A New-Generation DDL : Evolving discipline dictionaries for the structural sciences

School of Biomedical & Chemical Sciences, Univ. of Western Australia* School of Computer Science & Software Engineering, Univ. of Western Australia** Protein Data Bank, Rutgers Univ., New Jersey, USA***
○ Syd Hall* Nick Spadaccini** John Westbrook***

COMCIFS decided at the 2005 Florence Congress to use the StarDDL [1] approach as a basis for a new dictionary definition language that facilitates the better integration of the discipline dictionaries used to define data in the structural sciences [2].
Existing CIF dictionaries are written using two dictionary definition languages known as DDL1 and DDL2 [2]. These have a similar syntax but are sufficiently different to inhibit the integration of dictionaries and an efficient approach to developing common CIF browsers and validators. A new proposed DDL supports existing definition approaches while extending the semantic content in data definition (e.g. it provides method expressions for relating items) and enabling more-precise data validation and evaluation paradigms. The use of the new DDL will extend data definition facilities without requiring changes to the large body of existing CIF data files.
This paper will describe the draft attributes for the DDL and how these may be used to enrich and integrate CIF dictionaries.

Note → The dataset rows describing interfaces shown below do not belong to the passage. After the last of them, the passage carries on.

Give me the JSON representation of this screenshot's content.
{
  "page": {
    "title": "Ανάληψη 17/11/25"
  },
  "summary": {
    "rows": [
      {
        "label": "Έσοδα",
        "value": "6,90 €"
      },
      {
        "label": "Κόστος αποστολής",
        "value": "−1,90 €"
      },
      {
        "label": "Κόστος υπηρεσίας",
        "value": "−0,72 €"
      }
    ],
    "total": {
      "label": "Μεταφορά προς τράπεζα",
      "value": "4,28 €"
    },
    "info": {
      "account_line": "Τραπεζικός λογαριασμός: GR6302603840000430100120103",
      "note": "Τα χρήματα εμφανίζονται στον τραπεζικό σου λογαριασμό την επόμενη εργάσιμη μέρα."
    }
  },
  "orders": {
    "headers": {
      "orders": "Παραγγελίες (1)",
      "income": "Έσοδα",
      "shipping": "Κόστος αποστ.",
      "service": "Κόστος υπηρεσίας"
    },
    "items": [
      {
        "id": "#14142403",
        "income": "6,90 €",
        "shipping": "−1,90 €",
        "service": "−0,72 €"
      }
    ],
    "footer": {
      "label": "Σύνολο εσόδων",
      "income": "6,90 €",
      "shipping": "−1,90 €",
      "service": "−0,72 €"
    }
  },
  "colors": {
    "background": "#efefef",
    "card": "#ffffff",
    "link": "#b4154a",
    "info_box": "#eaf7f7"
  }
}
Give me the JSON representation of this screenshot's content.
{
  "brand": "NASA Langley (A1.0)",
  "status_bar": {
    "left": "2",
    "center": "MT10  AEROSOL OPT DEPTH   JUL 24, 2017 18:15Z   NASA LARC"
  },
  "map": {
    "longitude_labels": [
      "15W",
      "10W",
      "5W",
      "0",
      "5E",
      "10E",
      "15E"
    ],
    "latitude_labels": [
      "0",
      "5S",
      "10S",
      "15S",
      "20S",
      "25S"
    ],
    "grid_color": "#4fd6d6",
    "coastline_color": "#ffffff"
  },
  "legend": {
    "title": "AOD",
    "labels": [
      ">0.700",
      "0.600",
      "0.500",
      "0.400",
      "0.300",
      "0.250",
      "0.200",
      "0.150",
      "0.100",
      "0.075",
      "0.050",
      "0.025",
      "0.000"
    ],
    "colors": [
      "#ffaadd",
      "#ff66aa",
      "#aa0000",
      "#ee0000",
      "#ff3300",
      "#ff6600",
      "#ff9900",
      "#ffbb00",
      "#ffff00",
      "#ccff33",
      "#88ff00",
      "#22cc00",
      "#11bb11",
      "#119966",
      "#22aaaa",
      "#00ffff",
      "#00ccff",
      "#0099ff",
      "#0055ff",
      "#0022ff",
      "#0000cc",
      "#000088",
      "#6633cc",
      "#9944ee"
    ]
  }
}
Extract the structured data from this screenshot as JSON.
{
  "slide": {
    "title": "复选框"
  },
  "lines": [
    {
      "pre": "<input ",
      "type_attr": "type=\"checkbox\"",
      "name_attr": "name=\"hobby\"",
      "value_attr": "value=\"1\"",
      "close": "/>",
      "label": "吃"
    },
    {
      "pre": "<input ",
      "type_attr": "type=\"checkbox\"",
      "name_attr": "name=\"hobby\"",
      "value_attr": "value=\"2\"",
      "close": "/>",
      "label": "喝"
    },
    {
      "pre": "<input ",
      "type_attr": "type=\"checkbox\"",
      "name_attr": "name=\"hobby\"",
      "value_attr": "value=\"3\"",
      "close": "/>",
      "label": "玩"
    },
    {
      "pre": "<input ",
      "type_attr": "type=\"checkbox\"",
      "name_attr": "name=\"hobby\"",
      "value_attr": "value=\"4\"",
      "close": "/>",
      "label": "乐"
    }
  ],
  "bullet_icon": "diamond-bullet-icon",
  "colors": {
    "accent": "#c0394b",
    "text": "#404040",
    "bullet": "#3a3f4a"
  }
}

[1] Spadaccini, N., Hall, S.R., and Castleden, I.R. “Relational Expressions in STAR File Dictionaries” 2000 J Chemical Information and Computer Science 40, 1289-1301.
[2] International Tables for Crystallography (2005). Volume G, Definition and exchange of crystallographic data, edited by S.R. Hall & B. McMahon. Heidelberg: Springer.